  • 1 yellow or orange bell pepper (can substitute red or green)

  • 5 roma tomatoes

  • 1/2 teaspoon fine sea salt

  • 1/4 cup minced red onions (from about 1/4 of a medium onion)

  • 3 tablespoons extra virgin olive oil

  • The juice of 1 lemon

  • 3 tablespoons finely minced parsley, divided into 2 tablespoons and 1 tablespoon

  • More salt to taste (optional)

  1. Small dice the cucumbers, bell pepper, and tomatoes, and combine in a big serving bowl.

  2. Toss together with the sea salt and refrigerate for an hour.

  3. After an hour has gone by, strain the salad through a fine mesh colander, discarding the liquid. Do not press the salad against the colander, but gently shake the colander a few times to drain away the excess liquid. *

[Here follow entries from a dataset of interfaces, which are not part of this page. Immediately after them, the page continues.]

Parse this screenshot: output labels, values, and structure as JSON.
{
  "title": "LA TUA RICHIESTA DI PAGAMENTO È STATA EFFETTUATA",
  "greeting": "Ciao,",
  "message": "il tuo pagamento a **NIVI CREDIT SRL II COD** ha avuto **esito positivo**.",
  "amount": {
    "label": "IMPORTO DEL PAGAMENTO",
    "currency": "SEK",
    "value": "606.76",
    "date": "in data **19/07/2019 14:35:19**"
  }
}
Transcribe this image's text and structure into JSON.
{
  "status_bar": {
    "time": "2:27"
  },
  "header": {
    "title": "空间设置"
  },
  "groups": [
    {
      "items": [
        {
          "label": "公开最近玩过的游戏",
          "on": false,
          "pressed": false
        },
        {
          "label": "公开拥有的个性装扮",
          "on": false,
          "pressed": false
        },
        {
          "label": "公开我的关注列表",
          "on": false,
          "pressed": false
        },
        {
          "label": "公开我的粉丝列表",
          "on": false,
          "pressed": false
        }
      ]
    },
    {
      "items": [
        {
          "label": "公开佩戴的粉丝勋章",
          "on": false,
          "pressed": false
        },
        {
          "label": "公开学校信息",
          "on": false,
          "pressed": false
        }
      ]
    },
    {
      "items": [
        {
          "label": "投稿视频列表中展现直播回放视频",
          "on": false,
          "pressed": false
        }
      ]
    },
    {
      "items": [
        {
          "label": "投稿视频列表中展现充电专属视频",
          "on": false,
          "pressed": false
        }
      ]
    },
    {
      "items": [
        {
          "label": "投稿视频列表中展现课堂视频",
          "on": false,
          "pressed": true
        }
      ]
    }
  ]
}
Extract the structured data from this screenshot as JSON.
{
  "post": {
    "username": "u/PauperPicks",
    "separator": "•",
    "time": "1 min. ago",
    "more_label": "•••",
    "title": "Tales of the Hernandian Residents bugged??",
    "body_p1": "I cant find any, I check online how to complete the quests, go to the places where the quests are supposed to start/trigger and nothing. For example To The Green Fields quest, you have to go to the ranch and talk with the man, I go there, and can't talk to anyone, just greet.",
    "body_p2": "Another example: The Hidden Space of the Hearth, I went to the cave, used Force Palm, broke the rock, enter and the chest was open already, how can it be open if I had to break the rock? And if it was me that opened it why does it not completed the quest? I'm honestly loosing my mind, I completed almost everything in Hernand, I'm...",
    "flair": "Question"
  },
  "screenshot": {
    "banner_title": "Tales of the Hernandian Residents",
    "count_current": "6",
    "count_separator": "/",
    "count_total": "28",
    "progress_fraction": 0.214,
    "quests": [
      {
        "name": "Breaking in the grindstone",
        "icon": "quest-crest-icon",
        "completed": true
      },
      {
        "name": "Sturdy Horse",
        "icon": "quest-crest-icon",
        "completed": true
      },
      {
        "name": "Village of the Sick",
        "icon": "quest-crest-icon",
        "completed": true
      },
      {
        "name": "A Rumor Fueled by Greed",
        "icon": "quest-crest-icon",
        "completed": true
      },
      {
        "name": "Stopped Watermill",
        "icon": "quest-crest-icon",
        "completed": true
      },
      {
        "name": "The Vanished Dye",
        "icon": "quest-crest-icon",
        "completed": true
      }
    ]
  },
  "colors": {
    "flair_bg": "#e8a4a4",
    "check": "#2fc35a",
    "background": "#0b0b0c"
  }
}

  4. Place the salad back in the bowl, add the red onion, extra virgin olive oil, lemon juice, 2 tablespoons minced parsley, and more salt to taste (optional), and toss to coat.

  5. Garnish with the 1 tablespoon minced parsley.

* To make ahead, strain the salad after an hour, store in the refrigerator for up to 6 hours, and then strain again right before dressing and serving. You can even do this a day ahead of time, but the vegetables will soften significantly and the texture of the final dish will be very different.

If you're looking for a variation on this salad, try my recipe for watermelon Jerusalem salad, which is prepared in much the same way. I've also got a lovely recipe for Jerusalem salad pico de gallo.

Jerusalem salad